Norway: Same-same problem here as Sweden. For whatever the reason, the Norwegians have not aged well. They're still among the best in Europe, but their game has become a parody of the clockwork lutefisk it once was, and they had a terrible time scoring even the one goal against the Guineans. Still a solid team and likely to advance to the quarters, but they will have to find a spark they haven't shown thus far if they want to advance to the final match.
Australia: So far, the inconsistent Matildas greatest contribution to women's international soccer was their nude calendar back in 2000and their tough 3-2 loss to Brazil in the quarterfinals of the 2007 WWC. I've never been able to figure the Aussie gals; they have played some fine games (like the Brazil quarterfinal) but then get hammered by sides like North Korea and Japan. They seem to draw almost exclusively from their domestic women's league, which suggests that, Lisa de Vanna aside, their players lack international skills. So far they have been beaten by Brazil, which is no disgrace, and showed some skill in doing so. A good result against Norway might see the Gals from Down Under through.My predictions:
Champions: Tie me kangaroo down, mate
Equatorial Guinea: Another poor punching bag from the CAF, albeit with some nice attacking skills. But the level of football just isn't there. Why, FIFA, why do you embarrass these not-ready-for-WWC teams from the global south? It's not like they're going to go on a tear at the finals.
My predictions: No hope, though it'd be nice to see them go all crazy on the Brazilians and get the upset win of all time.So. Here's my guesses for the rest of the tournament. I'll go on record now and we can revisit them to see how smart I am about soccer in general and the women's game in particular.

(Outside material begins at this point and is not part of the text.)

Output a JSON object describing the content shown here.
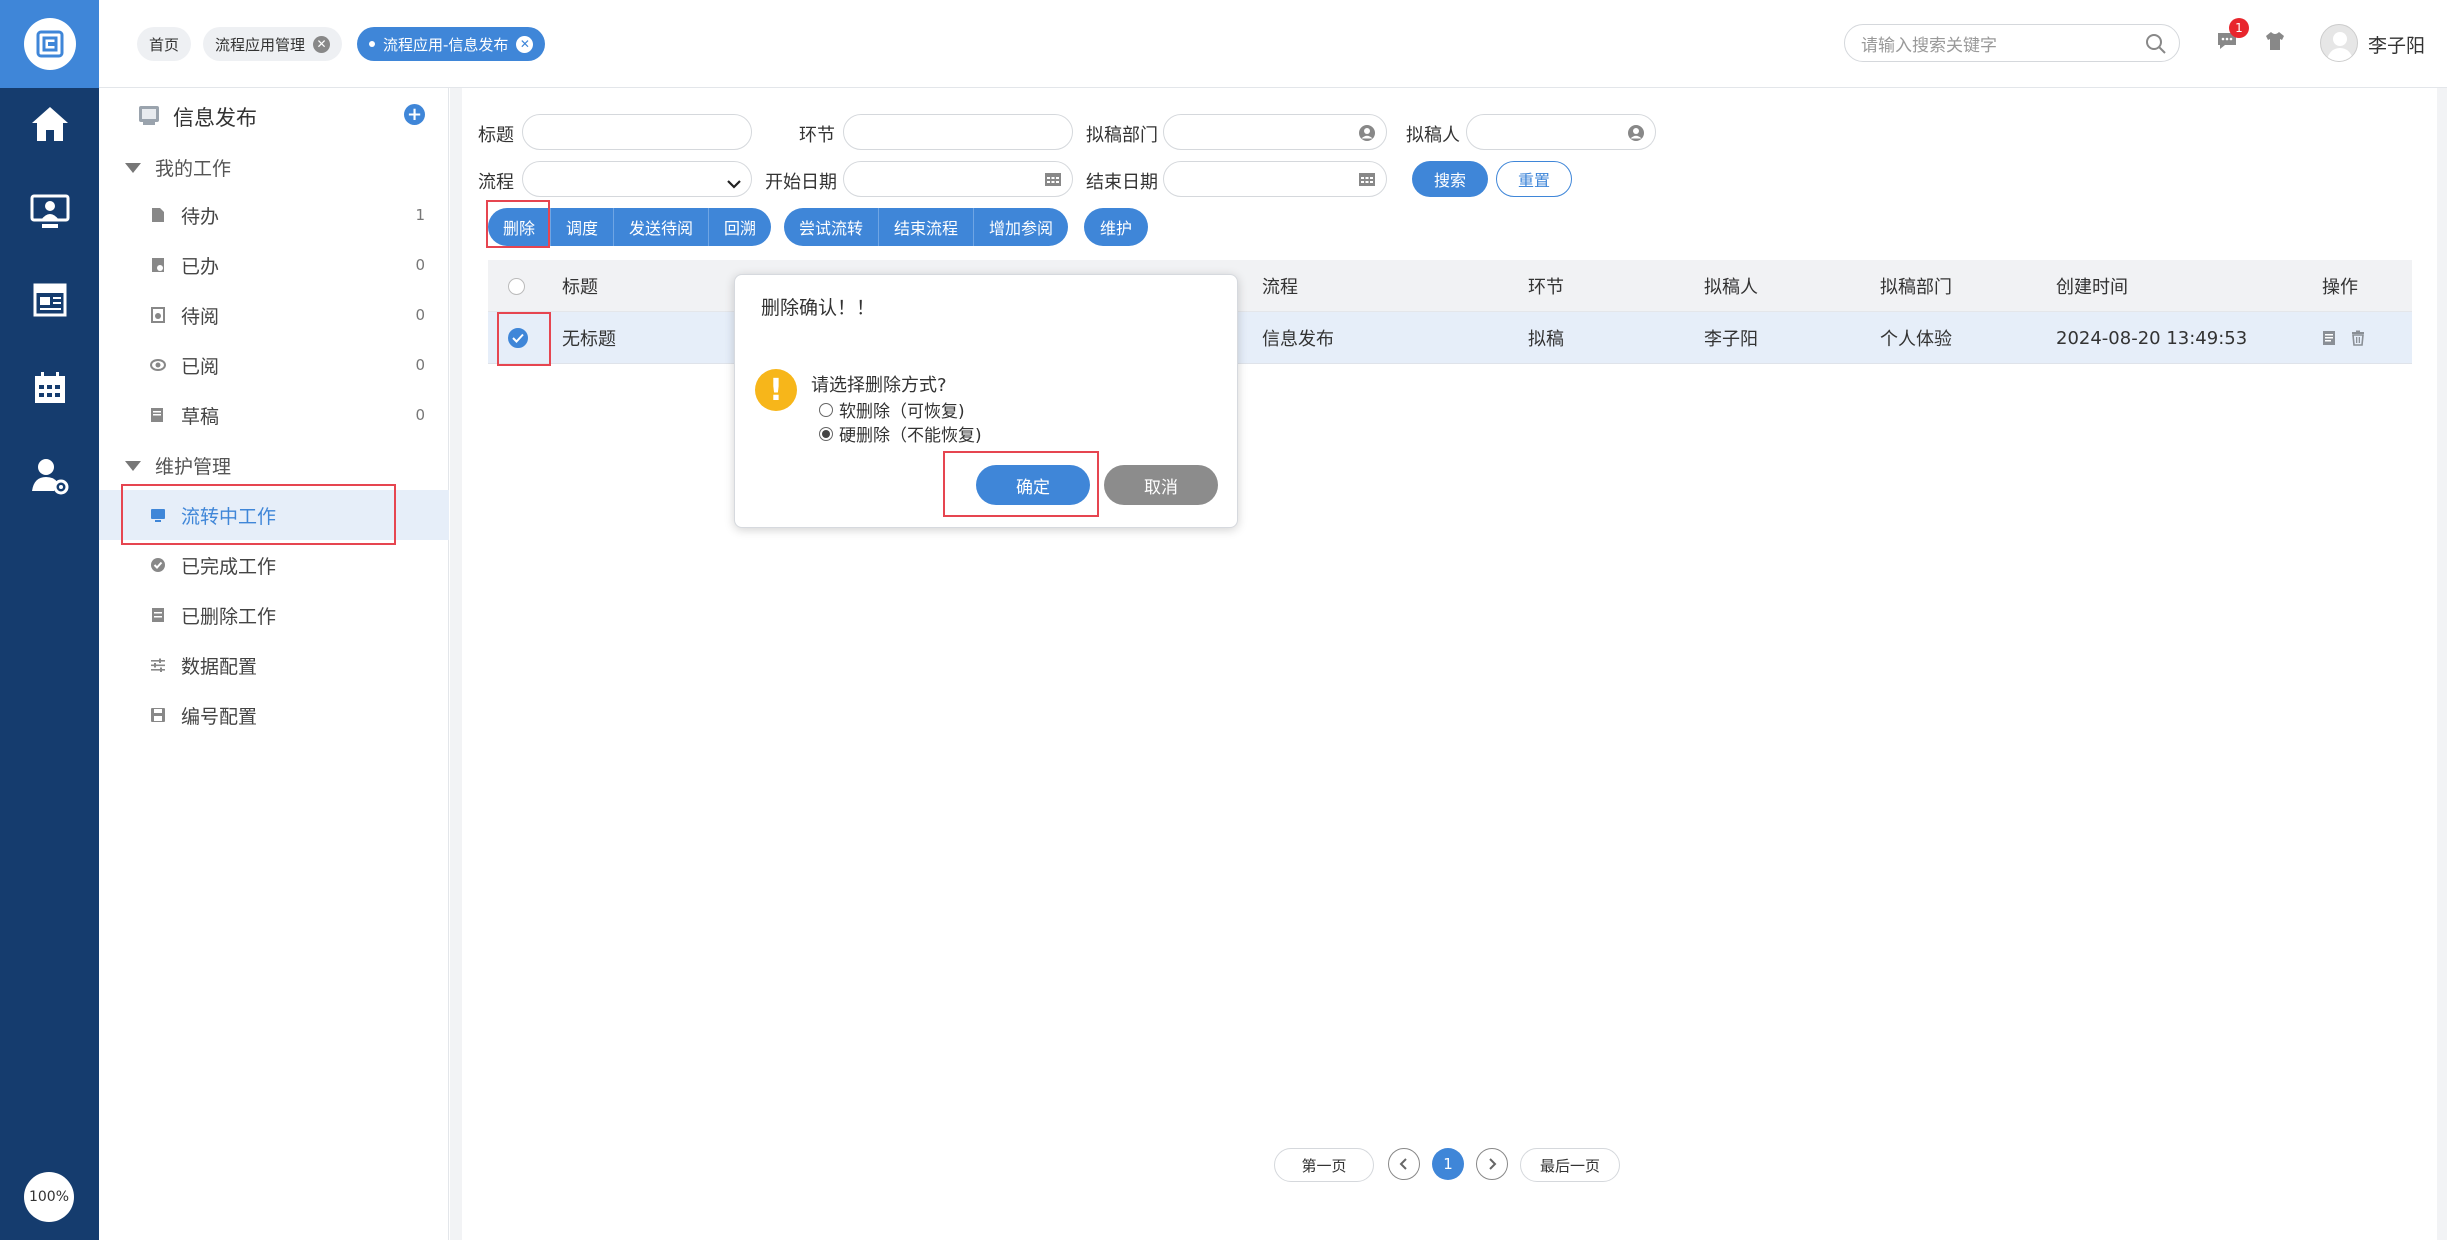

GermanyMeanwhile, the great spectacle drives on, and we are the beneficiaries, getting to see the best women's football in the world. Play up, ladies, and get tore in.